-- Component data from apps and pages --
_ _ _ _ _

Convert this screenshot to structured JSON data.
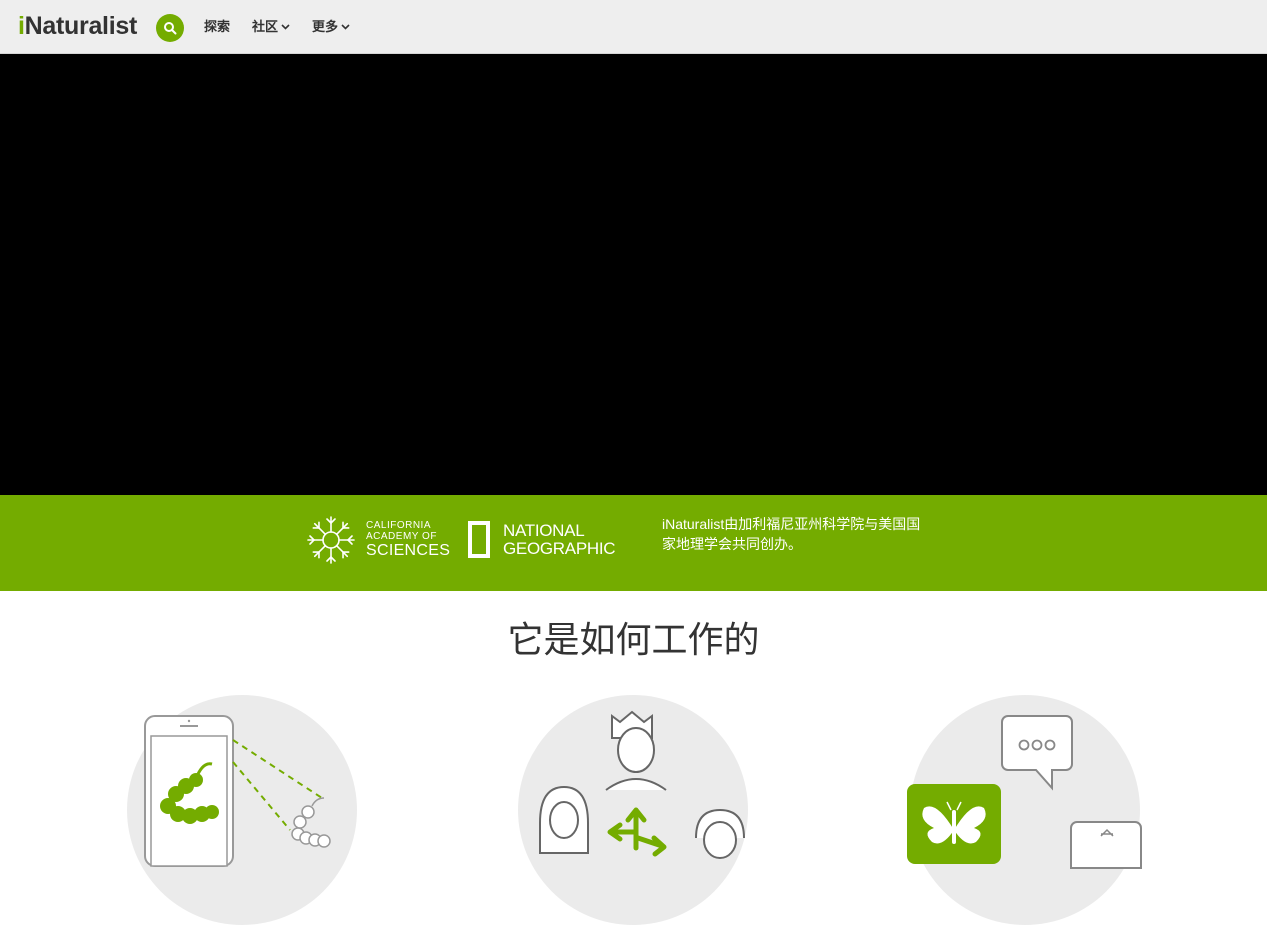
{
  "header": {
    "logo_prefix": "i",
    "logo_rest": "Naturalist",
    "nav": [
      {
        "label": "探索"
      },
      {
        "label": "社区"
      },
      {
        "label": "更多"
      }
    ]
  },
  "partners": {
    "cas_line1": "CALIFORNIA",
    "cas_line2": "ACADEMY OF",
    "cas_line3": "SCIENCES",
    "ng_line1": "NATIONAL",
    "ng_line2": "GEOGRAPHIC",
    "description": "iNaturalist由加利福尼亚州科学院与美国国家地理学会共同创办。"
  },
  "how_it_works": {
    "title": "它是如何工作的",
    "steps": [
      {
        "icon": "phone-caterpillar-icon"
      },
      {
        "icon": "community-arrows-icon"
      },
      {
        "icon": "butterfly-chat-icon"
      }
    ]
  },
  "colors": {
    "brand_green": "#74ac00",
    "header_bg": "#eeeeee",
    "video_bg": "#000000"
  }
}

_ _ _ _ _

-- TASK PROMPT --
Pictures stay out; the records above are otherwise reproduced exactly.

-- EXERCISE OUTPUT --
Convert this screenshot to structured JSON data.
{
  "header": {
    "logo_prefix": "i",
    "logo_rest": "Naturalist",
    "nav": [
      {
        "label": "探索"
      },
      {
        "label": "社区"
      },
      {
        "label": "更多"
      }
    ]
  },
  "partners": {
    "cas_line1": "CALIFORNIA",
    "cas_line2": "ACADEMY OF",
    "cas_line3": "SCIENCES",
    "ng_line1": "NATIONAL",
    "ng_line2": "GEOGRAPHIC",
    "description": "iNaturalist由加利福尼亚州科学院与美国国家地理学会共同创办。"
  },
  "how_it_works": {
    "title": "它是如何工作的",
    "steps": [
      {
        "icon": "phone-caterpillar-icon"
      },
      {
        "icon": "community-arrows-icon"
      },
      {
        "icon": "butterfly-chat-icon"
      }
    ]
  },
  "colors": {
    "brand_green": "#74ac00",
    "header_bg": "#eeeeee",
    "video_bg": "#000000"
  }
}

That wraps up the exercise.